What is needed is an exact copy of all the records below.

═══ Input material ═══

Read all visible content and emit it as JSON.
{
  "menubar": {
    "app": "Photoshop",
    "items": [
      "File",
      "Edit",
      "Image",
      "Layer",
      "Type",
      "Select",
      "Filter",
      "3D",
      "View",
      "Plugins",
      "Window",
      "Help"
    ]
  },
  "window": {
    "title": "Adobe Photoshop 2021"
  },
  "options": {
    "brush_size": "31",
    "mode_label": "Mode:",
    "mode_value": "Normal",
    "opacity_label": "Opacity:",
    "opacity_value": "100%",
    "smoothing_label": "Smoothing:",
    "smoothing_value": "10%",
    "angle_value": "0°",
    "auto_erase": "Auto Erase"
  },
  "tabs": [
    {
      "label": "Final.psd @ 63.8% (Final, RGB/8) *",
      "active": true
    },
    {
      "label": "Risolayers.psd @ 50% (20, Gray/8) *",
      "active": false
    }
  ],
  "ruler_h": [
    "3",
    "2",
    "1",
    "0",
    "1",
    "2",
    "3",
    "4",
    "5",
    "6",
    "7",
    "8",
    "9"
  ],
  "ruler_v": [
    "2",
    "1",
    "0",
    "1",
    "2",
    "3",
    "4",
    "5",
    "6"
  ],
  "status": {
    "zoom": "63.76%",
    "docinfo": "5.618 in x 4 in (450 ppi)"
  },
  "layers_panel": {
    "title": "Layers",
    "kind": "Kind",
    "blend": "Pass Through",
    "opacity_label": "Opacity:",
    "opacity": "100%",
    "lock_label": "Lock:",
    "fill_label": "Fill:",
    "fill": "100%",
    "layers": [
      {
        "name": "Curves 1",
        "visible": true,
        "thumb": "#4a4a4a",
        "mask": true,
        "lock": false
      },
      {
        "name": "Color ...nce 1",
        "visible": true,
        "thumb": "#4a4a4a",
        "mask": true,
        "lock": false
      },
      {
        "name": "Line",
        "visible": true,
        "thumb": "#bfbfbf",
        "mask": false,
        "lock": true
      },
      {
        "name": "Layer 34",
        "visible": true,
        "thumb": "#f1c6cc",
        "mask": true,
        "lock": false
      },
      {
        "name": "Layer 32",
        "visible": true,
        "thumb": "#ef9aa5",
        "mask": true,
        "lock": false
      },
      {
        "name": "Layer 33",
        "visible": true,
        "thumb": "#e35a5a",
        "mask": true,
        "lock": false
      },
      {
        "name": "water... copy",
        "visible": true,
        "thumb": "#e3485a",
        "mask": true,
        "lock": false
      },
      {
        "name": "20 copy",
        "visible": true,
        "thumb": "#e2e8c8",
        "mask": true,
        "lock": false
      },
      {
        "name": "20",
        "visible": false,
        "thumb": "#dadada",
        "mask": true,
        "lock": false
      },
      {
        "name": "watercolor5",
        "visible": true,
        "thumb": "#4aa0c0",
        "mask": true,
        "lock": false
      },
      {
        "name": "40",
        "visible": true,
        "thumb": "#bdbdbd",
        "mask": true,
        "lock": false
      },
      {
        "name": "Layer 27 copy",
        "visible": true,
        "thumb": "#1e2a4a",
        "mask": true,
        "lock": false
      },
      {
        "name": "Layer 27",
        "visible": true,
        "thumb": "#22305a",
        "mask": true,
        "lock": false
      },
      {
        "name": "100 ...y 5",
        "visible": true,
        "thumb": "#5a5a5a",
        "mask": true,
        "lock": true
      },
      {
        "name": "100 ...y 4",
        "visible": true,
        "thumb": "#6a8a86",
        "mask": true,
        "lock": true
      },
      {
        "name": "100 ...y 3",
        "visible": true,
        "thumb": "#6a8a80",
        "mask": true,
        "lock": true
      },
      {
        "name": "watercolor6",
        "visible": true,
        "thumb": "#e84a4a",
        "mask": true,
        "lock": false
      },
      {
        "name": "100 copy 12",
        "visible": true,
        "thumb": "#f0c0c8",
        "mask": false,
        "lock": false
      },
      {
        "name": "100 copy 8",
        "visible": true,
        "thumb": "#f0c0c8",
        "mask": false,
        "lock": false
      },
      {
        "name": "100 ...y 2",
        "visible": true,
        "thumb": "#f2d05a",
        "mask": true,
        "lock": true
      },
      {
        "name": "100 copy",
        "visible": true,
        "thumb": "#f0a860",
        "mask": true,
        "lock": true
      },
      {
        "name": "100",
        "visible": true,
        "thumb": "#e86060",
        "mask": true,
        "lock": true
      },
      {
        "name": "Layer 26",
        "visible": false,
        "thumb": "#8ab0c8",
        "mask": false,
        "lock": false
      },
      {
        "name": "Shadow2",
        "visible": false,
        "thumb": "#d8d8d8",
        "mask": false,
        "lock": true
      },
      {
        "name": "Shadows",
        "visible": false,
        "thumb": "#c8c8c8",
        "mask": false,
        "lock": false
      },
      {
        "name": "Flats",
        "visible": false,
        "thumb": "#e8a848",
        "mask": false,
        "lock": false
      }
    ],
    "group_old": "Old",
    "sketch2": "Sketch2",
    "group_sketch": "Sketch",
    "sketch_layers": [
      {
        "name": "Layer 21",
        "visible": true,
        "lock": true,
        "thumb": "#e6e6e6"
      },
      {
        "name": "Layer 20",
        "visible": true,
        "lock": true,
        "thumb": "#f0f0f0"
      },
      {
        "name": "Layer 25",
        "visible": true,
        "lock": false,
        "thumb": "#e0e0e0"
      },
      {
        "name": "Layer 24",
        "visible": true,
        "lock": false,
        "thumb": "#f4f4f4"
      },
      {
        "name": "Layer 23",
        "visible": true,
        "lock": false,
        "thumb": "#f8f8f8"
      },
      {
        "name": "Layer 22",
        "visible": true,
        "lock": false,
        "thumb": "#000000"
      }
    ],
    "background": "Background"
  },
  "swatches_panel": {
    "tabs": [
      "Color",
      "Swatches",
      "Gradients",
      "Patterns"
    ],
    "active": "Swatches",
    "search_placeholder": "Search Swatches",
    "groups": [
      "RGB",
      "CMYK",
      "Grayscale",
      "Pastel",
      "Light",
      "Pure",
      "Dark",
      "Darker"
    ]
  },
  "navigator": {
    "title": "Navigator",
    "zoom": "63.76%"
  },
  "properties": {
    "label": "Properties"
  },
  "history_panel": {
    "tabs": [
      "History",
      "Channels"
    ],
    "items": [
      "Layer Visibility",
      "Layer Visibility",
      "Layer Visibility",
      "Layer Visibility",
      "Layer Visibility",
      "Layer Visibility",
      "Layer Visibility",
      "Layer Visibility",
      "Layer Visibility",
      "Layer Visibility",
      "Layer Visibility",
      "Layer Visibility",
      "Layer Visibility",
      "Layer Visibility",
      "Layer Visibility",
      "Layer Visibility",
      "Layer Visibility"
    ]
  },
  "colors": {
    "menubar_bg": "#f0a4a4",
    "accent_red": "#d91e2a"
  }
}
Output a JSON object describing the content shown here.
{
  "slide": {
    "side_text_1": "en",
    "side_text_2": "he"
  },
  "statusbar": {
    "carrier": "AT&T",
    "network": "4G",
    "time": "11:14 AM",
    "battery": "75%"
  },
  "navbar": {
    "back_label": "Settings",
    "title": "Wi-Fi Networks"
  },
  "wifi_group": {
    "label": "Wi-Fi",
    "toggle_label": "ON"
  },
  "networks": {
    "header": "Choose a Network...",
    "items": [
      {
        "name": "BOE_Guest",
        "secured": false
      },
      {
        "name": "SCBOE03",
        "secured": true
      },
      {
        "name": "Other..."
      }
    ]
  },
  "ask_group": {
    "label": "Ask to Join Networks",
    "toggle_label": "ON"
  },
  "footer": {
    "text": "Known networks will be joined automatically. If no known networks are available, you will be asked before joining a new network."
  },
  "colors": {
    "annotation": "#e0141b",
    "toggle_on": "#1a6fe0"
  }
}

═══

Task result:
Read all visible content and emit it as JSON.
{
  "menubar": {
    "app": "Photoshop",
    "items": [
      "File",
      "Edit",
      "Image",
      "Layer",
      "Type",
      "Select",
      "Filter",
      "3D",
      "View",
      "Plugins",
      "Window",
      "Help"
    ]
  },
  "window": {
    "title": "Adobe Photoshop 2021"
  },
  "options": {
    "brush_size": "31",
    "mode_label": "Mode:",
    "mode_value": "Normal",
    "opacity_label": "Opacity:",
    "opacity_value": "100%",
    "smoothing_label": "Smoothing:",
    "smoothing_value": "10%",
    "angle_value": "0°",
    "auto_erase": "Auto Erase"
  },
  "tabs": [
    {
      "label": "Final.psd @ 63.8% (Final, RGB/8) *",
      "active": true
    },
    {
      "label": "Risolayers.psd @ 50% (20, Gray/8) *",
      "active": false
    }
  ],
  "ruler_h": [
    "3",
    "2",
    "1",
    "0",
    "1",
    "2",
    "3",
    "4",
    "5",
    "6",
    "7",
    "8",
    "9"
  ],
  "ruler_v": [
    "2",
    "1",
    "0",
    "1",
    "2",
    "3",
    "4",
    "5",
    "6"
  ],
  "status": {
    "zoom": "63.76%",
    "docinfo": "5.618 in x 4 in (450 ppi)"
  },
  "layers_panel": {
    "title": "Layers",
    "kind": "Kind",
    "blend": "Pass Through",
    "opacity_label": "Opacity:",
    "opacity": "100%",
    "lock_label": "Lock:",
    "fill_label": "Fill:",
    "fill": "100%",
    "layers": [
      {
        "name": "Curves 1",
        "visible": true,
        "thumb": "#4a4a4a",
        "mask": true,
        "lock": false
      },
      {
        "name": "Color ...nce 1",
        "visible": true,
        "thumb": "#4a4a4a",
        "mask": true,
        "lock": false
      },
      {
        "name": "Line",
        "visible": true,
        "thumb": "#bfbfbf",
        "mask": false,
        "lock": true
      },
      {
        "name": "Layer 34",
        "visible": true,
        "thumb": "#f1c6cc",
        "mask": true,
        "lock": false
      },
      {
        "name": "Layer 32",
        "visible": true,
        "thumb": "#ef9aa5",
        "mask": true,
        "lock": false
      },
      {
        "name": "Layer 33",
        "visible": true,
        "thumb": "#e35a5a",
        "mask": true,
        "lock": false
      },
      {
        "name": "water... copy",
        "visible": true,
        "thumb": "#e3485a",
        "mask": true,
        "lock": false
      },
      {
        "name": "20 copy",
        "visible": true,
        "thumb": "#e2e8c8",
        "mask": true,
        "lock": false
      },
      {
        "name": "20",
        "visible": false,
        "thumb": "#dadada",
        "mask": true,
        "lock": false
      },
      {
        "name": "watercolor5",
        "visible": true,
        "thumb": "#4aa0c0",
        "mask": true,
        "lock": false
      },
      {
        "name": "40",
        "visible": true,
        "thumb": "#bdbdbd",
        "mask": true,
        "lock": false
      },
      {
        "name": "Layer 27 copy",
        "visible": true,
        "thumb": "#1e2a4a",
        "mask": true,
        "lock": false
      },
      {
        "name": "Layer 27",
        "visible": true,
        "thumb": "#22305a",
        "mask": true,
        "lock": false
      },
      {
        "name": "100 ...y 5",
        "visible": true,
        "thumb": "#5a5a5a",
        "mask": true,
        "lock": true
      },
      {
        "name": "100 ...y 4",
        "visible": true,
        "thumb": "#6a8a86",
        "mask": true,
        "lock": true
      },
      {
        "name": "100 ...y 3",
        "visible": true,
        "thumb": "#6a8a80",
        "mask": true,
        "lock": true
      },
      {
        "name": "watercolor6",
        "visible": true,
        "thumb": "#e84a4a",
        "mask": true,
        "lock": false
      },
      {
        "name": "100 copy 12",
        "visible": true,
        "thumb": "#f0c0c8",
        "mask": false,
        "lock": false
      },
      {
        "name": "100 copy 8",
        "visible": true,
        "thumb": "#f0c0c8",
        "mask": false,
        "lock": false
      },
      {
        "name": "100 ...y 2",
        "visible": true,
        "thumb": "#f2d05a",
        "mask": true,
        "lock": true
      },
      {
        "name": "100 copy",
        "visible": true,
        "thumb": "#f0a860",
        "mask": true,
        "lock": true
      },
      {
        "name": "100",
        "visible": true,
        "thumb": "#e86060",
        "mask": true,
        "lock": true
      },
      {
        "name": "Layer 26",
        "visible": false,
        "thumb": "#8ab0c8",
        "mask": false,
        "lock": false
      },
      {
        "name": "Shadow2",
        "visible": false,
        "thumb": "#d8d8d8",
        "mask": false,
        "lock": true
      },
      {
        "name": "Shadows",
        "visible": false,
        "thumb": "#c8c8c8",
        "mask": false,
        "lock": false
      },
      {
        "name": "Flats",
        "visible": false,
        "thumb": "#e8a848",
        "mask": false,
        "lock": false
      }
    ],
    "group_old": "Old",
    "sketch2": "Sketch2",
    "group_sketch": "Sketch",
    "sketch_layers": [
      {
        "name": "Layer 21",
        "visible": true,
        "lock": true,
        "thumb": "#e6e6e6"
      },
      {
        "name": "Layer 20",
        "visible": true,
        "lock": true,
        "thumb": "#f0f0f0"
      },
      {
        "name": "Layer 25",
        "visible": true,
        "lock": false,
        "thumb": "#e0e0e0"
      },
      {
        "name": "Layer 24",
        "visible": true,
        "lock": false,
        "thumb": "#f4f4f4"
      },
      {
        "name": "Layer 23",
        "visible": true,
        "lock": false,
        "thumb": "#f8f8f8"
      },
      {
        "name": "Layer 22",
        "visible": true,
        "lock": false,
        "thumb": "#000000"
      }
    ],
    "background": "Background"
  },
  "swatches_panel": {
    "tabs": [
      "Color",
      "Swatches",
      "Gradients",
      "Patterns"
    ],
    "active": "Swatches",
    "search_placeholder": "Search Swatches",
    "groups": [
      "RGB",
      "CMYK",
      "Grayscale",
      "Pastel",
      "Light",
      "Pure",
      "Dark",
      "Darker"
    ]
  },
  "navigator": {
    "title": "Navigator",
    "zoom": "63.76%"
  },
  "properties": {
    "label": "Properties"
  },
  "history_panel": {
    "tabs": [
      "History",
      "Channels"
    ],
    "items": [
      "Layer Visibility",
      "Layer Visibility",
      "Layer Visibility",
      "Layer Visibility",
      "Layer Visibility",
      "Layer Visibility",
      "Layer Visibility",
      "Layer Visibility",
      "Layer Visibility",
      "Layer Visibility",
      "Layer Visibility",
      "Layer Visibility",
      "Layer Visibility",
      "Layer Visibility",
      "Layer Visibility",
      "Layer Visibility",
      "Layer Visibility"
    ]
  },
  "colors": {
    "menubar_bg": "#f0a4a4",
    "accent_red": "#d91e2a"
  }
}
Output a JSON object describing the content shown here.
{
  "slide": {
    "side_text_1": "en",
    "side_text_2": "he"
  },
  "statusbar": {
    "carrier": "AT&T",
    "network": "4G",
    "time": "11:14 AM",
    "battery": "75%"
  },
  "navbar": {
    "back_label": "Settings",
    "title": "Wi-Fi Networks"
  },
  "wifi_group": {
    "label": "Wi-Fi",
    "toggle_label": "ON"
  },
  "networks": {
    "header": "Choose a Network...",
    "items": [
      {
        "name": "BOE_Guest",
        "secured": false
      },
      {
        "name": "SCBOE03",
        "secured": true
      },
      {
        "name": "Other..."
      }
    ]
  },
  "ask_group": {
    "label": "Ask to Join Networks",
    "toggle_label": "ON"
  },
  "footer": {
    "text": "Known networks will be joined automatically. If no known networks are available, you will be asked before joining a new network."
  },
  "colors": {
    "annotation": "#e0141b",
    "toggle_on": "#1a6fe0"
  }
}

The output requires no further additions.